▶ **Task to carry out**: If a picture appears in the records, skip it; copy everything else exactly.

▶ **Input material**:
• • • • •

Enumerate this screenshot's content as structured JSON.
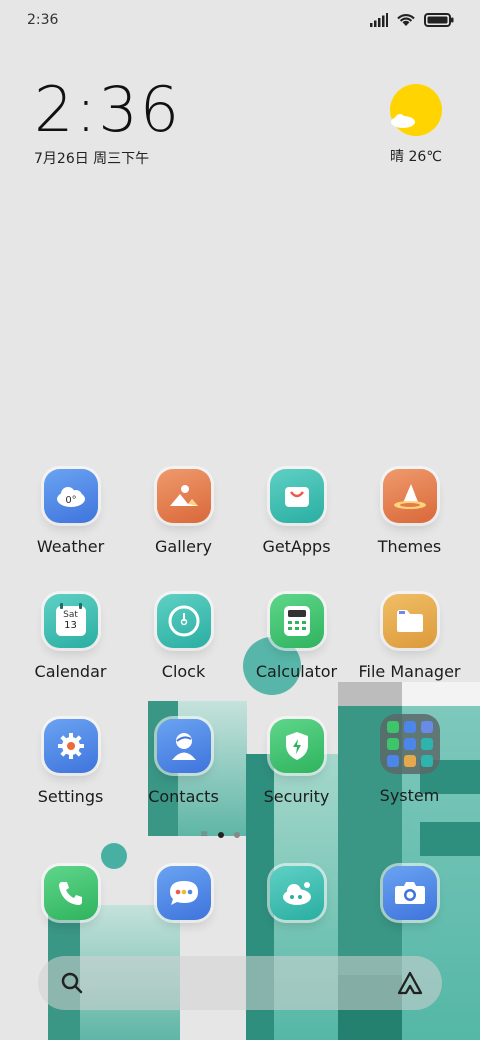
{
  "status_bar": {
    "time": "2:36"
  },
  "clock": {
    "time": "2:36",
    "date": "7月26日 周三下午"
  },
  "weather": {
    "text": "晴 26℃"
  },
  "apps": [
    {
      "label": "Weather",
      "color": "#4c86e8",
      "icon": "cloud-icon"
    },
    {
      "label": "Gallery",
      "color": "#e37b4f",
      "icon": "mountain-image-icon"
    },
    {
      "label": "GetApps",
      "color": "#37bdb0",
      "icon": "shopping-bag-icon"
    },
    {
      "label": "Themes",
      "color": "#e3784a",
      "icon": "wizard-hat-icon"
    },
    {
      "label": "Calendar",
      "color": "#3ab5a8",
      "icon": "calendar-icon",
      "day": "Sat",
      "date": "13"
    },
    {
      "label": "Clock",
      "color": "#2fb3ad",
      "icon": "clock-icon"
    },
    {
      "label": "Calculator",
      "color": "#3ec46a",
      "icon": "calculator-icon"
    },
    {
      "label": "File Manager",
      "color": "#e5a84a",
      "icon": "folder-icon"
    },
    {
      "label": "Settings",
      "color": "#4c86e8",
      "icon": "gear-icon"
    },
    {
      "label": "Contacts",
      "color": "#4c86e8",
      "icon": "person-icon"
    },
    {
      "label": "Security",
      "color": "#3ec46a",
      "icon": "shield-icon"
    },
    {
      "label": "System",
      "color": "#5a6b6a",
      "icon": "folder-grid-icon"
    }
  ],
  "dock": [
    {
      "name": "phone",
      "color": "#3ec46a",
      "icon": "phone-icon"
    },
    {
      "name": "messages",
      "color": "#4c86e8",
      "icon": "message-icon"
    },
    {
      "name": "cloud",
      "color": "#2fb3ad",
      "icon": "cloud-face-icon"
    },
    {
      "name": "camera",
      "color": "#4c86e8",
      "icon": "camera-icon"
    }
  ]
}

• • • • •

▶ **Written reply**:
Enumerate this screenshot's content as structured JSON.
{
  "status_bar": {
    "time": "2:36"
  },
  "clock": {
    "time": "2:36",
    "date": "7月26日 周三下午"
  },
  "weather": {
    "text": "晴 26℃"
  },
  "apps": [
    {
      "label": "Weather",
      "color": "#4c86e8",
      "icon": "cloud-icon"
    },
    {
      "label": "Gallery",
      "color": "#e37b4f",
      "icon": "mountain-image-icon"
    },
    {
      "label": "GetApps",
      "color": "#37bdb0",
      "icon": "shopping-bag-icon"
    },
    {
      "label": "Themes",
      "color": "#e3784a",
      "icon": "wizard-hat-icon"
    },
    {
      "label": "Calendar",
      "color": "#3ab5a8",
      "icon": "calendar-icon",
      "day": "Sat",
      "date": "13"
    },
    {
      "label": "Clock",
      "color": "#2fb3ad",
      "icon": "clock-icon"
    },
    {
      "label": "Calculator",
      "color": "#3ec46a",
      "icon": "calculator-icon"
    },
    {
      "label": "File Manager",
      "color": "#e5a84a",
      "icon": "folder-icon"
    },
    {
      "label": "Settings",
      "color": "#4c86e8",
      "icon": "gear-icon"
    },
    {
      "label": "Contacts",
      "color": "#4c86e8",
      "icon": "person-icon"
    },
    {
      "label": "Security",
      "color": "#3ec46a",
      "icon": "shield-icon"
    },
    {
      "label": "System",
      "color": "#5a6b6a",
      "icon": "folder-grid-icon"
    }
  ],
  "dock": [
    {
      "name": "phone",
      "color": "#3ec46a",
      "icon": "phone-icon"
    },
    {
      "name": "messages",
      "color": "#4c86e8",
      "icon": "message-icon"
    },
    {
      "name": "cloud",
      "color": "#2fb3ad",
      "icon": "cloud-face-icon"
    },
    {
      "name": "camera",
      "color": "#4c86e8",
      "icon": "camera-icon"
    }
  ]
}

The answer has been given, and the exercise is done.